(Page and application data records)

═══

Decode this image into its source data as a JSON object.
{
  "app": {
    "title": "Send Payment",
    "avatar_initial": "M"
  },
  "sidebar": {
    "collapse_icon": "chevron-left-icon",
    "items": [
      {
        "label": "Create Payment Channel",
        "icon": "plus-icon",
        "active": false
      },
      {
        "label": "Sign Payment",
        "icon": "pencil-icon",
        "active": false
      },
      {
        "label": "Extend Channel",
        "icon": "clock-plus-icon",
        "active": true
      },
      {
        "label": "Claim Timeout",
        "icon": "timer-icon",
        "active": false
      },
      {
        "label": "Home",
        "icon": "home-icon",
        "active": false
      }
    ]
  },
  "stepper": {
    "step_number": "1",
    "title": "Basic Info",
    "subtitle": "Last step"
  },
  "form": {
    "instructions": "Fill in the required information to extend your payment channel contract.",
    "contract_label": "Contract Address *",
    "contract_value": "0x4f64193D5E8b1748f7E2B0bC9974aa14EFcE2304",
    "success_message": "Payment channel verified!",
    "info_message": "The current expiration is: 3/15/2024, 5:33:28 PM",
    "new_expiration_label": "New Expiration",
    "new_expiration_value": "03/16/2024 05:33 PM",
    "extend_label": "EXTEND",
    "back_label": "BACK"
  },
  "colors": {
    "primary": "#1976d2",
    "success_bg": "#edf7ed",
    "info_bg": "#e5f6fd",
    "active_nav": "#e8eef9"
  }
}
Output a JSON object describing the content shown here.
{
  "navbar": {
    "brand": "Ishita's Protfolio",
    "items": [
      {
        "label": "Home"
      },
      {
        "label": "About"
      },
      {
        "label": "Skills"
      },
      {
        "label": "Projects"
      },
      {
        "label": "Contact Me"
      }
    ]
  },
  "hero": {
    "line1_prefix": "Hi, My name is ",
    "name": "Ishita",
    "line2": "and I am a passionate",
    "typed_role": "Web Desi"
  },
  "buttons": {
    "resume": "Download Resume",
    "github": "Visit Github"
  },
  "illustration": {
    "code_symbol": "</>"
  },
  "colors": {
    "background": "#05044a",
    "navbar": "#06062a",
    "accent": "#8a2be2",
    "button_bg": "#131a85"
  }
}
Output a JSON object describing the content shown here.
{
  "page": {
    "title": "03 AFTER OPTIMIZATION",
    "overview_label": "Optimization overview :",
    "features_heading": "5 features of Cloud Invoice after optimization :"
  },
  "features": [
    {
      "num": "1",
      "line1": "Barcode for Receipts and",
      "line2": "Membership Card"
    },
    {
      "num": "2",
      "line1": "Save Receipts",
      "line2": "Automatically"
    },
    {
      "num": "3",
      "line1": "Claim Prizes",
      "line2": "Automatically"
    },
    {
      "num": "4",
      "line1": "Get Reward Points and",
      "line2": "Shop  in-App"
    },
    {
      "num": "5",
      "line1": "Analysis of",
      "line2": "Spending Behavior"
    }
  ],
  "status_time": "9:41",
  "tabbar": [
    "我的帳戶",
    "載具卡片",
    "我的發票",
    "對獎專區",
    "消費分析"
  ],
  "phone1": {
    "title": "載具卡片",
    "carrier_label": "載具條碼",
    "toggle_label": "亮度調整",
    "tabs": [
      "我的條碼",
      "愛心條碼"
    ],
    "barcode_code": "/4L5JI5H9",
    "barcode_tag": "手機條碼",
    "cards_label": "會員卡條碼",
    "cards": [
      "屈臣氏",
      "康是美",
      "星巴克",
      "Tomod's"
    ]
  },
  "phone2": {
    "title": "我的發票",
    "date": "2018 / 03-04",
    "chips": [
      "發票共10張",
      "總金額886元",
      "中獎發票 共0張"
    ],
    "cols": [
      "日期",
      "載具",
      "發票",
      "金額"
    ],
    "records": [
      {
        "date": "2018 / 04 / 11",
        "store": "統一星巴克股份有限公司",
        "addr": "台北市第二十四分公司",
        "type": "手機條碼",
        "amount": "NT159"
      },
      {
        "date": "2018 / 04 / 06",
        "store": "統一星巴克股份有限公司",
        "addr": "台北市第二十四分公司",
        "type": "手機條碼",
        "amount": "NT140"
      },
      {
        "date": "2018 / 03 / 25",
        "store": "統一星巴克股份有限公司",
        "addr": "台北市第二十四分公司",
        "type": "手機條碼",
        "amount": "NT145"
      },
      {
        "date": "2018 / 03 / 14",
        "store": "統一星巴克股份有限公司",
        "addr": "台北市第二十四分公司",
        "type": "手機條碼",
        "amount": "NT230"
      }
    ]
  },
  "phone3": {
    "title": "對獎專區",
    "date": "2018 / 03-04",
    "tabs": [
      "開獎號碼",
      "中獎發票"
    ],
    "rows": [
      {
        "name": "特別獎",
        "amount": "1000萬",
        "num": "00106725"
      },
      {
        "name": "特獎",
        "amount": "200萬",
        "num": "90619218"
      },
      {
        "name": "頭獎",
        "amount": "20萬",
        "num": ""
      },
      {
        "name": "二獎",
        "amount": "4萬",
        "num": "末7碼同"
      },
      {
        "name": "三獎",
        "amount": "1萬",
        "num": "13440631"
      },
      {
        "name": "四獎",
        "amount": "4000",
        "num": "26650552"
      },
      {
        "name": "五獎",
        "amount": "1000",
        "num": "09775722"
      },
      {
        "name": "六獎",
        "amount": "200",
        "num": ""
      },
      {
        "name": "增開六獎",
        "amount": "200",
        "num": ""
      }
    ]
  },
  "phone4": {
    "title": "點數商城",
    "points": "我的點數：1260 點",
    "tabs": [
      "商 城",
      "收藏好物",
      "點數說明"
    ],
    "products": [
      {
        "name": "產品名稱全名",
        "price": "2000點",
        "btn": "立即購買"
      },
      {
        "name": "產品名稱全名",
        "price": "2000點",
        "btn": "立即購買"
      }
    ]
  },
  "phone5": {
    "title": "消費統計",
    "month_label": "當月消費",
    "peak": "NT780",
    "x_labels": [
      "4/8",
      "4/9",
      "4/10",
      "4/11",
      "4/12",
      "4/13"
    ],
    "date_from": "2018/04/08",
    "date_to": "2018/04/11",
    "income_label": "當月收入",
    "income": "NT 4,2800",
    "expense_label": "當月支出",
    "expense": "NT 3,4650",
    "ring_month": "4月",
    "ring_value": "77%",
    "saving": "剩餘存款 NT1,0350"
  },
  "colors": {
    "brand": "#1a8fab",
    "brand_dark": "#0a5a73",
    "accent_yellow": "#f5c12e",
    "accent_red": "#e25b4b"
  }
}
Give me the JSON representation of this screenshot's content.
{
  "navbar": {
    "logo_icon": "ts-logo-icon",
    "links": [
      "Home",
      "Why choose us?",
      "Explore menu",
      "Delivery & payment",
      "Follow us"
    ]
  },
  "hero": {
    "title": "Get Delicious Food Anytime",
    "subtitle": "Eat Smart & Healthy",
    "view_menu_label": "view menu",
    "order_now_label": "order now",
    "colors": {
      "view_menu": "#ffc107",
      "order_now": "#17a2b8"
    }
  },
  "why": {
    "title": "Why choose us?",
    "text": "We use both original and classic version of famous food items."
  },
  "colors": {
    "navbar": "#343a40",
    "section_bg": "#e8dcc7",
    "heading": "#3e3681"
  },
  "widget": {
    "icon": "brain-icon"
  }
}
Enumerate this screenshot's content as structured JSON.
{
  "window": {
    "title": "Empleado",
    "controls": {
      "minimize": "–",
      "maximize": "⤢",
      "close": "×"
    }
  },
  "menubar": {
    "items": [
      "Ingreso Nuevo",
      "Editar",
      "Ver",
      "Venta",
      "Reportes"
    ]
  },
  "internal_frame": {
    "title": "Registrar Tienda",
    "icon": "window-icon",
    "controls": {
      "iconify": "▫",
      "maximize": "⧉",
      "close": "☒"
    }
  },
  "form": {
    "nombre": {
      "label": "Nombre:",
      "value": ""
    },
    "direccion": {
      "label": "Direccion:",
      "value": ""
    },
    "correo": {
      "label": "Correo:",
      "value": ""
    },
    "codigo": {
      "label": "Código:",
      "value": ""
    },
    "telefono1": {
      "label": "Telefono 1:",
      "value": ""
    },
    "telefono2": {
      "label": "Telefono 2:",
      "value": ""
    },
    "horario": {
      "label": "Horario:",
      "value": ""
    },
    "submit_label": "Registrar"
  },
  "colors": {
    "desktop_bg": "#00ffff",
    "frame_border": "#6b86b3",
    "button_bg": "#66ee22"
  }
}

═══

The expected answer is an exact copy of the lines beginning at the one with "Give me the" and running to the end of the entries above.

Give me the JSON representation of this screenshot's content.
{
  "navbar": {
    "logo_icon": "ts-logo-icon",
    "links": [
      "Home",
      "Why choose us?",
      "Explore menu",
      "Delivery & payment",
      "Follow us"
    ]
  },
  "hero": {
    "title": "Get Delicious Food Anytime",
    "subtitle": "Eat Smart & Healthy",
    "view_menu_label": "view menu",
    "order_now_label": "order now",
    "colors": {
      "view_menu": "#ffc107",
      "order_now": "#17a2b8"
    }
  },
  "why": {
    "title": "Why choose us?",
    "text": "We use both original and classic version of famous food items."
  },
  "colors": {
    "navbar": "#343a40",
    "section_bg": "#e8dcc7",
    "heading": "#3e3681"
  },
  "widget": {
    "icon": "brain-icon"
  }
}
Enumerate this screenshot's content as structured JSON.
{
  "window": {
    "title": "Empleado",
    "controls": {
      "minimize": "–",
      "maximize": "⤢",
      "close": "×"
    }
  },
  "menubar": {
    "items": [
      "Ingreso Nuevo",
      "Editar",
      "Ver",
      "Venta",
      "Reportes"
    ]
  },
  "internal_frame": {
    "title": "Registrar Tienda",
    "icon": "window-icon",
    "controls": {
      "iconify": "▫",
      "maximize": "⧉",
      "close": "☒"
    }
  },
  "form": {
    "nombre": {
      "label": "Nombre:",
      "value": ""
    },
    "direccion": {
      "label": "Direccion:",
      "value": ""
    },
    "correo": {
      "label": "Correo:",
      "value": ""
    },
    "codigo": {
      "label": "Código:",
      "value": ""
    },
    "telefono1": {
      "label": "Telefono 1:",
      "value": ""
    },
    "telefono2": {
      "label": "Telefono 2:",
      "value": ""
    },
    "horario": {
      "label": "Horario:",
      "value": ""
    },
    "submit_label": "Registrar"
  },
  "colors": {
    "desktop_bg": "#00ffff",
    "frame_border": "#6b86b3",
    "button_bg": "#66ee22"
  }
}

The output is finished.